:: Action item ::
Gather up every line from the entries below that uses the word "fever".

Component data from apps and pages:
+-------+

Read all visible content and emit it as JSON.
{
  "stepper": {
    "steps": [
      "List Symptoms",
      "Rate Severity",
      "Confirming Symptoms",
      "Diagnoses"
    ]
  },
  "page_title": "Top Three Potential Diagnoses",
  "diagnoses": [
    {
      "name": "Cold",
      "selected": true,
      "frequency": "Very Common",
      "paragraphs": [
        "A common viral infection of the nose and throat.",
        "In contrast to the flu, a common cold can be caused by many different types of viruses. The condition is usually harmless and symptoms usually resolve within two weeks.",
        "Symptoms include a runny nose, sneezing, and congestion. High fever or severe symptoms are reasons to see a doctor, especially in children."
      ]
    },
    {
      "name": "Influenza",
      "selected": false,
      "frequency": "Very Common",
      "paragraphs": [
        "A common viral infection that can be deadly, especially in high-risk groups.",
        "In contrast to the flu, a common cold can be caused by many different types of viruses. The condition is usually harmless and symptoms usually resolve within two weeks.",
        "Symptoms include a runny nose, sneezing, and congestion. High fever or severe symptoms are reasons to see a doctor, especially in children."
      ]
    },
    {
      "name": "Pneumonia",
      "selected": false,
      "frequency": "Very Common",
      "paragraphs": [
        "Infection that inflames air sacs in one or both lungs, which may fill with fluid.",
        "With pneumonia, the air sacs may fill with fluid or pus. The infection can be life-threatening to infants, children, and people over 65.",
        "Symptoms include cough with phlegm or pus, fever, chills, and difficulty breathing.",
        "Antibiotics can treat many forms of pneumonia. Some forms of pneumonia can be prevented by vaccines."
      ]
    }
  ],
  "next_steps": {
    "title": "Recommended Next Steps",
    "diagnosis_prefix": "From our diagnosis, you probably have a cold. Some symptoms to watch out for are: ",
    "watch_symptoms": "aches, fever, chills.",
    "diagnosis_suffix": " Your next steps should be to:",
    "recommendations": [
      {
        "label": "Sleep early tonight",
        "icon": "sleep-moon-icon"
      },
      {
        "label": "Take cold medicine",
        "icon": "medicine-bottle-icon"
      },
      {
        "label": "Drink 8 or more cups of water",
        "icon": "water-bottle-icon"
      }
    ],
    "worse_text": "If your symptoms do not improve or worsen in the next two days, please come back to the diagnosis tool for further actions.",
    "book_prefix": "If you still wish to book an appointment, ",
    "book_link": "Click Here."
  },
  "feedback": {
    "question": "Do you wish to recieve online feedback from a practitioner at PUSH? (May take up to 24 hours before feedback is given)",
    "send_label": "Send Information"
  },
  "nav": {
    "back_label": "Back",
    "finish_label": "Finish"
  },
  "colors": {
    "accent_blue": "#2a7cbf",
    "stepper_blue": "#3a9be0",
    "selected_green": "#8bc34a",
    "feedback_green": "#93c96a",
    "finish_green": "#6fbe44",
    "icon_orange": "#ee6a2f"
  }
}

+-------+

:: Output of the task ::
        "Symptoms include a runny nose, sneezing, and congestion. High fever or severe symptoms are reasons to see a doctor, especially in children."
        "Symptoms include a runny nose, sneezing, and congestion. High fever or severe symptoms are reasons to see a doctor, especially in children."
        "Symptoms include cough with phlegm or pus, fever, chills, and difficulty breathing.",
    "watch_symptoms": "aches, fever, chills.",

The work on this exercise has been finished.